Of all of the things that can go wrong during a construction project, a contractual dispute is the most likely problem. A recent report found that such disputes take, on average, 18 months to resolve — an increase over 2016.
A case before the Indiana Court of Appeals is at least the third pending suit involving Rainbow Realty and its rent-to-buy program.

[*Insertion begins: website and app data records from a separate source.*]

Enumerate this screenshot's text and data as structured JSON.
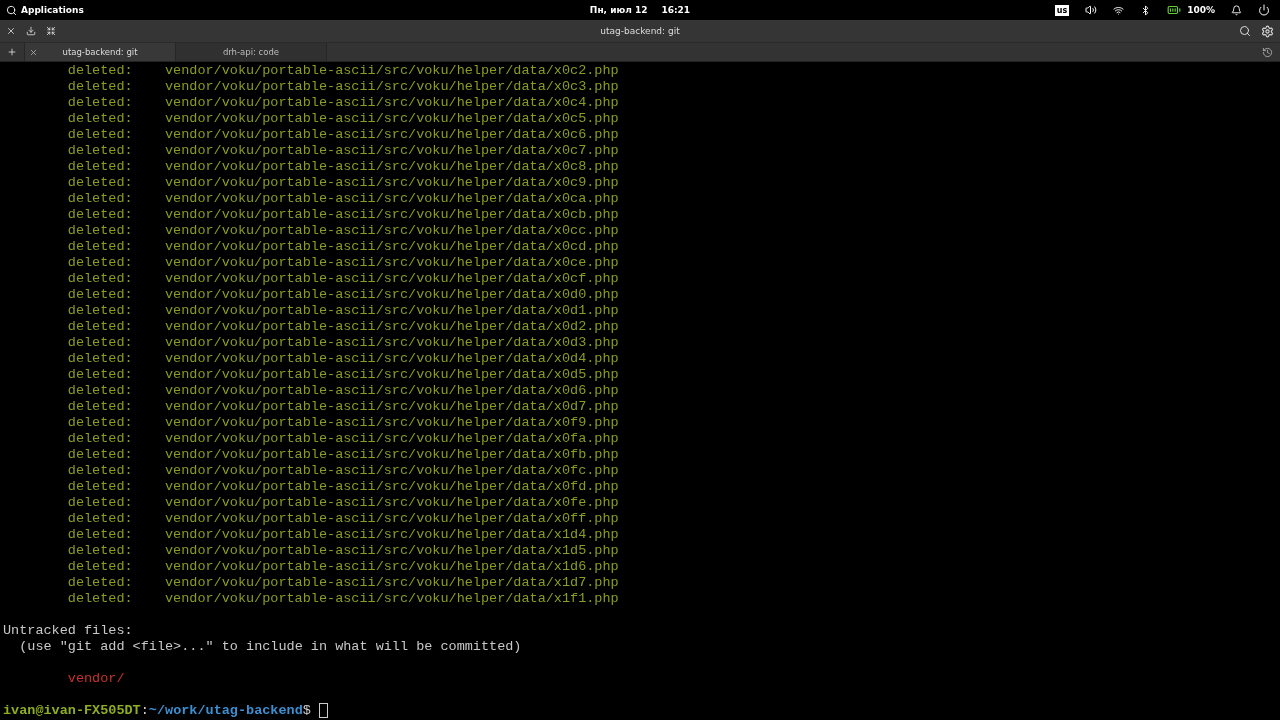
{
  "top_panel": {
    "applications": "Applications",
    "date": "Пн, июл 12",
    "time": "16:21",
    "keyboard_layout": "us",
    "battery": "100%"
  },
  "window": {
    "title": "utag-backend: git"
  },
  "tabs": [
    {
      "label": "utag-backend: git",
      "selected": true
    },
    {
      "label": "drh-api: code",
      "selected": false
    }
  ],
  "terminal": {
    "lines": [
      {
        "kind": "change",
        "status": "deleted:",
        "path": "vendor/voku/portable-ascii/src/voku/helper/data/x0c2.php"
      },
      {
        "kind": "change",
        "status": "deleted:",
        "path": "vendor/voku/portable-ascii/src/voku/helper/data/x0c3.php"
      },
      {
        "kind": "change",
        "status": "deleted:",
        "path": "vendor/voku/portable-ascii/src/voku/helper/data/x0c4.php"
      },
      {
        "kind": "change",
        "status": "deleted:",
        "path": "vendor/voku/portable-ascii/src/voku/helper/data/x0c5.php"
      },
      {
        "kind": "change",
        "status": "deleted:",
        "path": "vendor/voku/portable-ascii/src/voku/helper/data/x0c6.php"
      },
      {
        "kind": "change",
        "status": "deleted:",
        "path": "vendor/voku/portable-ascii/src/voku/helper/data/x0c7.php"
      },
      {
        "kind": "change",
        "status": "deleted:",
        "path": "vendor/voku/portable-ascii/src/voku/helper/data/x0c8.php"
      },
      {
        "kind": "change",
        "status": "deleted:",
        "path": "vendor/voku/portable-ascii/src/voku/helper/data/x0c9.php"
      },
      {
        "kind": "change",
        "status": "deleted:",
        "path": "vendor/voku/portable-ascii/src/voku/helper/data/x0ca.php"
      },
      {
        "kind": "change",
        "status": "deleted:",
        "path": "vendor/voku/portable-ascii/src/voku/helper/data/x0cb.php"
      },
      {
        "kind": "change",
        "status": "deleted:",
        "path": "vendor/voku/portable-ascii/src/voku/helper/data/x0cc.php"
      },
      {
        "kind": "change",
        "status": "deleted:",
        "path": "vendor/voku/portable-ascii/src/voku/helper/data/x0cd.php"
      },
      {
        "kind": "change",
        "status": "deleted:",
        "path": "vendor/voku/portable-ascii/src/voku/helper/data/x0ce.php"
      },
      {
        "kind": "change",
        "status": "deleted:",
        "path": "vendor/voku/portable-ascii/src/voku/helper/data/x0cf.php"
      },
      {
        "kind": "change",
        "status": "deleted:",
        "path": "vendor/voku/portable-ascii/src/voku/helper/data/x0d0.php"
      },
      {
        "kind": "change",
        "status": "deleted:",
        "path": "vendor/voku/portable-ascii/src/voku/helper/data/x0d1.php"
      },
      {
        "kind": "change",
        "status": "deleted:",
        "path": "vendor/voku/portable-ascii/src/voku/helper/data/x0d2.php"
      },
      {
        "kind": "change",
        "status": "deleted:",
        "path": "vendor/voku/portable-ascii/src/voku/helper/data/x0d3.php"
      },
      {
        "kind": "change",
        "status": "deleted:",
        "path": "vendor/voku/portable-ascii/src/voku/helper/data/x0d4.php"
      },
      {
        "kind": "change",
        "status": "deleted:",
        "path": "vendor/voku/portable-ascii/src/voku/helper/data/x0d5.php"
      },
      {
        "kind": "change",
        "status": "deleted:",
        "path": "vendor/voku/portable-ascii/src/voku/helper/data/x0d6.php"
      },
      {
        "kind": "change",
        "status": "deleted:",
        "path": "vendor/voku/portable-ascii/src/voku/helper/data/x0d7.php"
      },
      {
        "kind": "change",
        "status": "deleted:",
        "path": "vendor/voku/portable-ascii/src/voku/helper/data/x0f9.php"
      },
      {
        "kind": "change",
        "status": "deleted:",
        "path": "vendor/voku/portable-ascii/src/voku/helper/data/x0fa.php"
      },
      {
        "kind": "change",
        "status": "deleted:",
        "path": "vendor/voku/portable-ascii/src/voku/helper/data/x0fb.php"
      },
      {
        "kind": "change",
        "status": "deleted:",
        "path": "vendor/voku/portable-ascii/src/voku/helper/data/x0fc.php"
      },
      {
        "kind": "change",
        "status": "deleted:",
        "path": "vendor/voku/portable-ascii/src/voku/helper/data/x0fd.php"
      },
      {
        "kind": "change",
        "status": "deleted:",
        "path": "vendor/voku/portable-ascii/src/voku/helper/data/x0fe.php"
      },
      {
        "kind": "change",
        "status": "deleted:",
        "path": "vendor/voku/portable-ascii/src/voku/helper/data/x0ff.php"
      },
      {
        "kind": "change",
        "status": "deleted:",
        "path": "vendor/voku/portable-ascii/src/voku/helper/data/x1d4.php"
      },
      {
        "kind": "change",
        "status": "deleted:",
        "path": "vendor/voku/portable-ascii/src/voku/helper/data/x1d5.php"
      },
      {
        "kind": "change",
        "status": "deleted:",
        "path": "vendor/voku/portable-ascii/src/voku/helper/data/x1d6.php"
      },
      {
        "kind": "change",
        "status": "deleted:",
        "path": "vendor/voku/portable-ascii/src/voku/helper/data/x1d7.php"
      },
      {
        "kind": "change",
        "status": "deleted:",
        "path": "vendor/voku/portable-ascii/src/voku/helper/data/x1f1.php"
      },
      {
        "kind": "blank"
      },
      {
        "kind": "plain",
        "text": "Untracked files:"
      },
      {
        "kind": "hint",
        "text": "(use \"git add <file>...\" to include in what will be committed)"
      },
      {
        "kind": "blank"
      },
      {
        "kind": "untracked",
        "text": "vendor/"
      },
      {
        "kind": "blank"
      }
    ],
    "prompt": {
      "user_host": "ivan@ivan-FX505DT",
      "separator": ":",
      "cwd": "~/work/utag-backend",
      "symbol": "$"
    }
  }
}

The Indiana Attorney General filed a complaint in Marion Superior Court in January 2013, and the Fair Housing Center of Central Indiana filed a class action in the U.S. District Court for the Southern District of Indiana in May 2017.
The Indiana Court of Appeals affirmed a public works and safety board’s order that a man restore a property he uses as apartments back to a single-family dwelling after finding the home to be unsafe and sufficient evidence proved it was not a multi-family unit.
A Marion Superior judge clearly erred in excluding a contract as evidence, then wrongly ruled for the defendant in a lawsuit arising from a home sale agreement she backed out of, the Indiana Court of Appeals determined Friday.
Commercial construction lawyers use American Institute of Architects (AIA) forms more than any other. Every 10 years, the AIA updates its contract documents to reflect legal trends and changes in the industry. If you are one who has waited to make the switch to the 2017 forms, your time is up.
The 7th Circuit Court of Appeals affirmed summary judgment for a lender after it found an African-American couple failed to prove they were denied a loan based on racial discrimination under the Equal Credit Opportunity Act.
The Indiana Court of Appeals affirmed the grant of summary judgment to a town in an eminent domain action when it found the land was neither real property occupied by an owner nor agricultural land, so the previous owners were not entitled to receive enhanced compensation.
The Indiana Supreme Court last week denied an appeal from eight members of the Lockerbie Glove Factory Town Home Owners Association who are challenging a construction project in a downtown Indianapolis historic district.
Longtime Indianapolis real estate development attorney Barbara A. Wolenty is being remembered as a talented but tough dealmaker, spirited and gifted friend, well-regarded adviser and beloved mother and wife. Wolenty died Oct. 2 at age 62 after battling cancer.
Rose Mary Knick makes no bones about it. She doesn’t buy that there are bodies buried on her eastern Pennsylvania farmland, and she doesn’t want people strolling onto her property to visit what her town says is a small cemetery.